2. Tie long hair back into a bun especially if its so long that a ponytail can easily reach a burner. Human hair burns fast and the flames climb up quickly.
3. Roll-up your sleeves when cooking. It’s a fire hazard.
4. Cover pots if they flame with a lid.
5. Never add water to an oil fire, it will spread. Salt or baking soda are better choices.
6. Nothing is more dangerous than a dull knife. You will more likely cut your hands with a dull knife than a sharp one since you need more force to cut when the knife is dull. Plus, it’ll slow you down when you do food prep. Sharpen knives before cutting or as frequently as possible. Hand-wash knives to help keep them sharp. Never place sharp knives in the dishwasher, they will dull. Store knives in a butcher block or a drawer organizer. There are magnetic strips that will hold knives as well. The point is (pun intended) don’t abuse the blade and the blade won’t abuse you.
7. When carrying a sharp knife from one place to the other, place it on a plate or cutting board to avoid hurting someone accidentally. Never carry it point side out.

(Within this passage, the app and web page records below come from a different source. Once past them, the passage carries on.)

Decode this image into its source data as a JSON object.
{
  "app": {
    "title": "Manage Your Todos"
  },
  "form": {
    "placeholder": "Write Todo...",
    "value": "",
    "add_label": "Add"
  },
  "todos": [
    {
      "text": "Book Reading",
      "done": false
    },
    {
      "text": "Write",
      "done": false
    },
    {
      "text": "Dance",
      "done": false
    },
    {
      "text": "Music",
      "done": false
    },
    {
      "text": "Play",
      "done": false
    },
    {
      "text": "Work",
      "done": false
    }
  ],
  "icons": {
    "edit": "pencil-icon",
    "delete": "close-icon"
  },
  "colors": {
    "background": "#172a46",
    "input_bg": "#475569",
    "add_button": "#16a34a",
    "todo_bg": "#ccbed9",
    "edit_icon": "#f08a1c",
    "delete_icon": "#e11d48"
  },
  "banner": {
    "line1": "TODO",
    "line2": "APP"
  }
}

8. When frying, make sure the pan is stable on the burner so that you don’t get hot food spilled on yourself. For woks with rounded bottoms, purchase a support ring to keep them stable. It happened to my mother when I was 7 years old and I tried to catch the pan as hot oil spilled over both my forearms and my skin blistered off. It didn’t help that my first reaction was to rub the wounded area vigorously, making matters worse. I’m OK now;0
9. Don’t talk on the phone when frying or removing things from the oven.
10. Move pot handles away from burners and point the handles over the countertop and away from the aisles. Someone can bump into them and get hurt.
11. Keep chemicals in a locked cabinet, away from easy reach of children.
12. Change cabinet pulls if they have sharp angles to more rounded pulls. They’ll tear clothing and hurt children.
13. Keep kids and animals out of the kitchen when cooking. They like to run, are unpredictable, and can easily get hurt.
14. Don’t walk away from a stove if the gas is on to do something in another room. You’ll forget about the food. I’ve lost a tea kettle that way.
15. When using a pressure cooker be sure to let it cool to release pressure by either waiting for 30 minutes or by running the top and bottom under cold running water.
16. Use long pot holders that cover most of your forearm when removing items from the oven or when grilling. Do not use towels or small square potholders. Also, throw out any potholders with holes and buy new ones.
17. Ensure the oven door is completely open before removing food. Again, I have the burn marks to show why.
18. Set timers for baking and cooking. It’s a good practice. Life gets busy.
19. Keep face away from the oven door to let the steam out. The same rule applies when uncovering pots and pans. I have sauce splatters on my apron to help prove my point.
20. Never put utensils of any kind in a blender or food processor while it’s running.